So why is pineapple so exciting? Well, I’m sure you can imagine with a food allergy list of nearly 30 foods, there are not a lot of places Bubba can eat or convenience foods we can buy. She has never been able to eat fruit salad because it almost always has pineapple. Also, pineapple concentrate is added to many of the otherwise safe sorbets at frozen yogurt shops. Many kids’ juice boxes have pineapple juice as do several chicken apple sausage brands. My favorite BBQ sauce is now an option for Bubba too. Lastly, it adds one more frozen waffle brand to our options. Exciting stuff in our little world. If you and your allergist think an oral food challenge is appropriate, I recommend reading a great publication put together by Kids with Food Allergies to help you and your child prepare for the appointment.

Blood testing – round two

3196625932_5802361214_qBubba is normally a TROOPER. Blood tests, skin tests, epi-pens, hospital trips, you name it. She handles it better than most adults would. So she was about due to just be DONE with being pricked. Not too long after our last round of skin prick testing, Bubba was due for updated blood testing. Our first attempt was an utter fail. Apparently, someone can become so upset during a blood draw that the blood will literally not even come out. How’s that for some kind of ninja body control? Poor Bubba. Boy did she scream. I held her for a good 5 minutes with a needle in her arm and we got about a teaspoon of blood. Not nearly enough to fill the four vials we needed. So we left, only to have to go back again another day.

Our next attempt was much more pleasant. I pumped her full of fluids the whole morning and sent her into the lab with Daddy and a bag full of candy. Success!

We added a few new foods to our allergy list and increased the class of our milk allergy. We can add to Bubba’s obscure allergen list oysters, mussels, and rye.
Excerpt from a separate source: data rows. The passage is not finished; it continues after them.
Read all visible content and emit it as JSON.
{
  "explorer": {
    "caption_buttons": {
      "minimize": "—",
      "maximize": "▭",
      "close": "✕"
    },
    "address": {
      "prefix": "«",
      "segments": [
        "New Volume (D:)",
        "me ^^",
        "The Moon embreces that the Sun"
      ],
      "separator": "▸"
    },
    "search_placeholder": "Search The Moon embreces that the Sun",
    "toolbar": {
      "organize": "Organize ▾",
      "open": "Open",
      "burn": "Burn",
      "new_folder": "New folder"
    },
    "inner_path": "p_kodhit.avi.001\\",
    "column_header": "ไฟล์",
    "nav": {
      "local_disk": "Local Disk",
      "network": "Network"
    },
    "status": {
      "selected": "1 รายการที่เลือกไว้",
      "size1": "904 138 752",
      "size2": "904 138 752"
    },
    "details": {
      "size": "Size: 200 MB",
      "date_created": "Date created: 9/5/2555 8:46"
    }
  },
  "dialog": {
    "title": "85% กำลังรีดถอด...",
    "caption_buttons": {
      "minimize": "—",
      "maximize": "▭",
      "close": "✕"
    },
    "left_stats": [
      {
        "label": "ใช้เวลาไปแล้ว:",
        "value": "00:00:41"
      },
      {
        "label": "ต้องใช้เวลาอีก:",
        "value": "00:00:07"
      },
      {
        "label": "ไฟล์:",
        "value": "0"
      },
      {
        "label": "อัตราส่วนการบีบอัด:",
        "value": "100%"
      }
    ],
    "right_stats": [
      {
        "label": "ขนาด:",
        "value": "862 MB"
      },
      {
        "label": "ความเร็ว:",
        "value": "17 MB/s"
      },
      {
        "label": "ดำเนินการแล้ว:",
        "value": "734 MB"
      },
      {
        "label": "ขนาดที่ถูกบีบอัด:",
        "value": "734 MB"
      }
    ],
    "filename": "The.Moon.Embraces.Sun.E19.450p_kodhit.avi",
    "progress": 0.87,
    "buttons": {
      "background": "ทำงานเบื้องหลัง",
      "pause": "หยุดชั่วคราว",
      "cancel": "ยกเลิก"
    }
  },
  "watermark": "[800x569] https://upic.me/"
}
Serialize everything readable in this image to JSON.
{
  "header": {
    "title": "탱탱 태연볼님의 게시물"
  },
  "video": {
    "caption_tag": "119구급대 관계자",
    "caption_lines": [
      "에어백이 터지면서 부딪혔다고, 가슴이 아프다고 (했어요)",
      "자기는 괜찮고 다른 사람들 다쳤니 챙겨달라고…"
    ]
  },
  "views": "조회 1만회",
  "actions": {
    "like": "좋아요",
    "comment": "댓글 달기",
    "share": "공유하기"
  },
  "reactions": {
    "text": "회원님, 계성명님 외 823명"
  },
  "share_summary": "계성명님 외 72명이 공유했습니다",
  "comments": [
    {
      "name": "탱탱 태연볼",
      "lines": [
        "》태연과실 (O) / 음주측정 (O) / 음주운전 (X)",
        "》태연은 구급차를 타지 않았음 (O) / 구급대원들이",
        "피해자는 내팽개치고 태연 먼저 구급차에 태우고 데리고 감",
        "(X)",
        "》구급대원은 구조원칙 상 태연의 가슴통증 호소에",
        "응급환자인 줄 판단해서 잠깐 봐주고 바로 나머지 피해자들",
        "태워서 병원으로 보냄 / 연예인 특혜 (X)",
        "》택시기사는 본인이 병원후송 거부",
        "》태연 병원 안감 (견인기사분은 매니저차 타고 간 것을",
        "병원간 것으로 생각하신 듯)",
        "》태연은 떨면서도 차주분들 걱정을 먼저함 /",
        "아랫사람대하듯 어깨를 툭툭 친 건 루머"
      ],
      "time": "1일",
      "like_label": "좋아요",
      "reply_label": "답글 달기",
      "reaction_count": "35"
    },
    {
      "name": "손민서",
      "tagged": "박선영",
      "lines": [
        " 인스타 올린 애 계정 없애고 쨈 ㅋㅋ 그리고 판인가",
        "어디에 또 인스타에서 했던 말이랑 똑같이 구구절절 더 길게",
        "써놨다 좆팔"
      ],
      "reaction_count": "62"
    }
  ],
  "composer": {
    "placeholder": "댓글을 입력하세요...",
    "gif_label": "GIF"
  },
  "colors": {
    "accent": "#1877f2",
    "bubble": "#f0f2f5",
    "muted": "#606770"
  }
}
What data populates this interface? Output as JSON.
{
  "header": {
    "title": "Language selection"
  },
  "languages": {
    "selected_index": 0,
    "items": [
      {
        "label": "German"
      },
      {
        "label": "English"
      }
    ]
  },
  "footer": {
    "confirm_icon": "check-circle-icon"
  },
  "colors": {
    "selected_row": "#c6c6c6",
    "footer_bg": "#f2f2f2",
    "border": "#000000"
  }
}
But she tested negative to fennel, celery, and green pepper so those are wins. She also tested very low-positive to pineapple, poppy, and tomato. We have an appointment to food challenge pineapple. Believe it or not pineapple would actually be a huge victory for us. It randomly appears as an ingredient in several otherwise safe foods – sorbet, frozen waffles, juice boxes, and sausages. So keep your fingers crossed for us!